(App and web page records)
--
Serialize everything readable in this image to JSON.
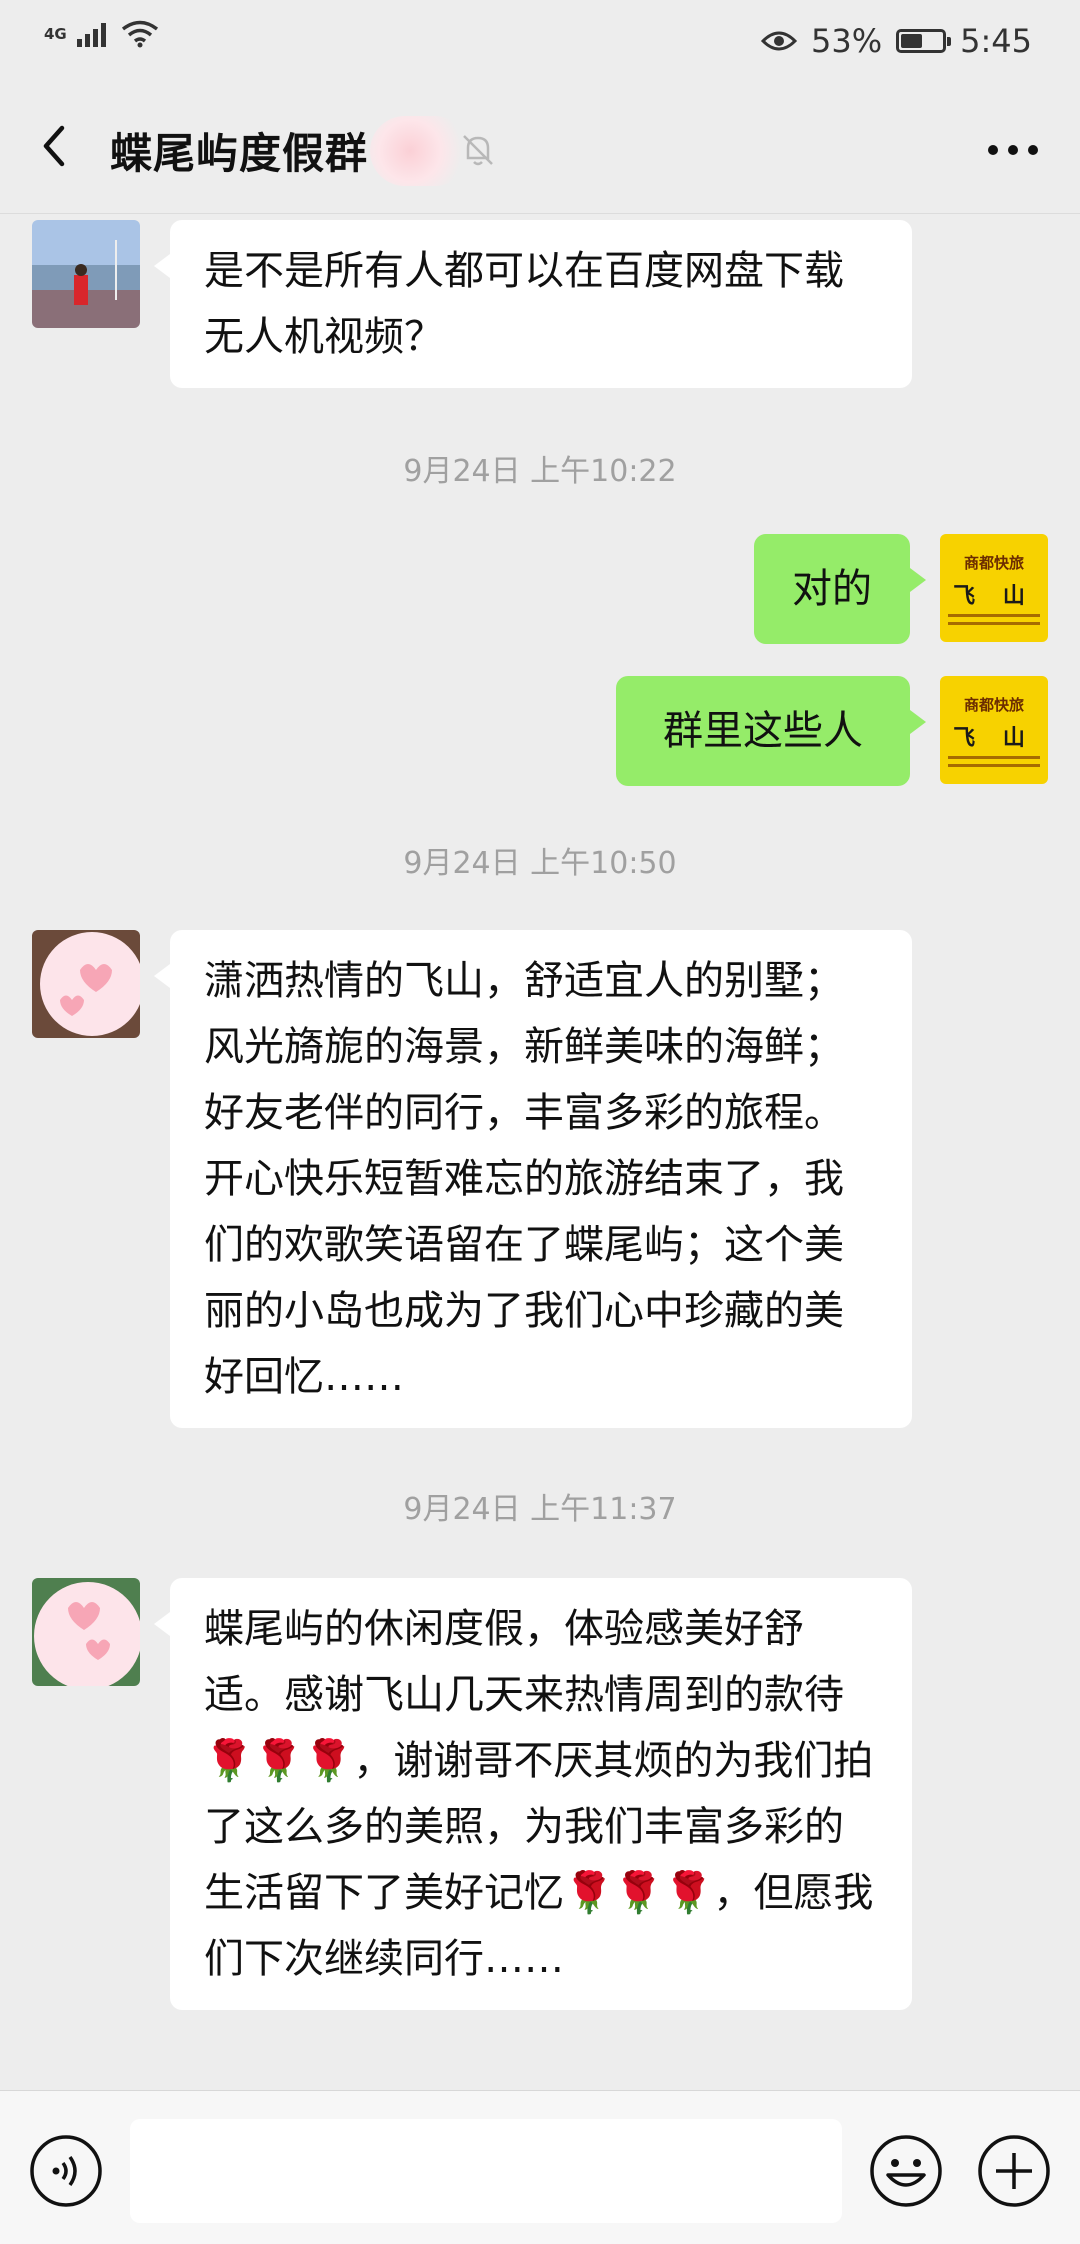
{
  "status_bar": {
    "network": "4G",
    "battery_percent": "53%",
    "battery_level": 0.53,
    "time": "5:45"
  },
  "header": {
    "title": "蝶尾屿度假群",
    "back_icon": "back-arrow-icon",
    "mute_icon": "bell-muted-icon",
    "more_icon": "more-dots-icon"
  },
  "messages": [
    {
      "type": "incoming",
      "text": "是不是所有人都可以在百度网盘下载无人机视频？"
    },
    {
      "type": "timestamp",
      "text": "9月24日 上午10:22"
    },
    {
      "type": "outgoing",
      "text": "对的"
    },
    {
      "type": "outgoing",
      "text": "群里这些人"
    },
    {
      "type": "timestamp",
      "text": "9月24日 上午10:50"
    },
    {
      "type": "incoming",
      "text": "潇洒热情的飞山，舒适宜人的别墅；风光旖旎的海景，新鲜美味的海鲜；好友老伴的同行，丰富多彩的旅程。开心快乐短暂难忘的旅游结束了，我们的欢歌笑语留在了蝶尾屿；这个美丽的小岛也成为了我们心中珍藏的美好回忆……"
    },
    {
      "type": "timestamp",
      "text": "9月24日 上午11:37"
    },
    {
      "type": "incoming",
      "text": "蝶尾屿的休闲度假，体验感美好舒适。感谢飞山几天来热情周到的款待🌹🌹🌹，谢谢哥不厌其烦的为我们拍了这么多的美照，为我们丰富多彩的生活留下了美好记忆🌹🌹🌹，但愿我们下次继续同行……"
    }
  ],
  "my_avatar": {
    "line1": "商都快旅",
    "line2": "飞 山"
  },
  "input_bar": {
    "voice_icon": "voice-icon",
    "emoji_icon": "emoji-icon",
    "plus_icon": "plus-icon"
  },
  "colors": {
    "background": "#ededed",
    "outgoing_bubble": "#95ec69",
    "incoming_bubble": "#ffffff",
    "timestamp": "#a0a0a0"
  }
}
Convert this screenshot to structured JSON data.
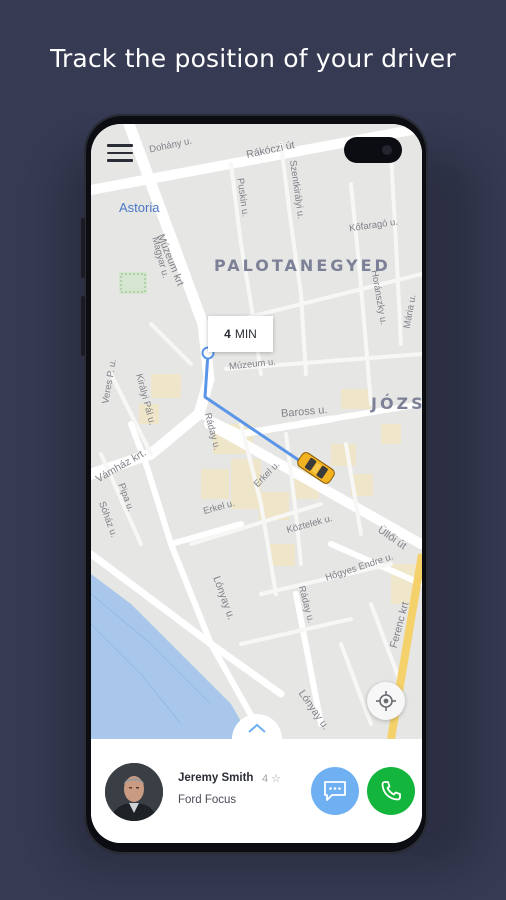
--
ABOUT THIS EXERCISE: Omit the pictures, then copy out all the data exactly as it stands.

SOLUTION TO THE EXERCISE:
Serialize everything readable in this image to JSON.
{
  "status_bar": {
    "network": "4G",
    "battery_percent": "53%",
    "battery_level": 0.53,
    "time": "5:45"
  },
  "header": {
    "title": "蝶尾屿度假群",
    "back_icon": "back-arrow-icon",
    "mute_icon": "bell-muted-icon",
    "more_icon": "more-dots-icon"
  },
  "messages": [
    {
      "type": "incoming",
      "text": "是不是所有人都可以在百度网盘下载无人机视频？"
    },
    {
      "type": "timestamp",
      "text": "9月24日 上午10:22"
    },
    {
      "type": "outgoing",
      "text": "对的"
    },
    {
      "type": "outgoing",
      "text": "群里这些人"
    },
    {
      "type": "timestamp",
      "text": "9月24日 上午10:50"
    },
    {
      "type": "incoming",
      "text": "潇洒热情的飞山，舒适宜人的别墅；风光旖旎的海景，新鲜美味的海鲜；好友老伴的同行，丰富多彩的旅程。开心快乐短暂难忘的旅游结束了，我们的欢歌笑语留在了蝶尾屿；这个美丽的小岛也成为了我们心中珍藏的美好回忆……"
    },
    {
      "type": "timestamp",
      "text": "9月24日 上午11:37"
    },
    {
      "type": "incoming",
      "text": "蝶尾屿的休闲度假，体验感美好舒适。感谢飞山几天来热情周到的款待🌹🌹🌹，谢谢哥不厌其烦的为我们拍了这么多的美照，为我们丰富多彩的生活留下了美好记忆🌹🌹🌹，但愿我们下次继续同行……"
    }
  ],
  "my_avatar": {
    "line1": "商都快旅",
    "line2": "飞 山"
  },
  "input_bar": {
    "voice_icon": "voice-icon",
    "emoji_icon": "emoji-icon",
    "plus_icon": "plus-icon"
  },
  "colors": {
    "background": "#ededed",
    "outgoing_bubble": "#95ec69",
    "incoming_bubble": "#ffffff",
    "timestamp": "#a0a0a0"
  }
}
Convert this screenshot to structured JSON data.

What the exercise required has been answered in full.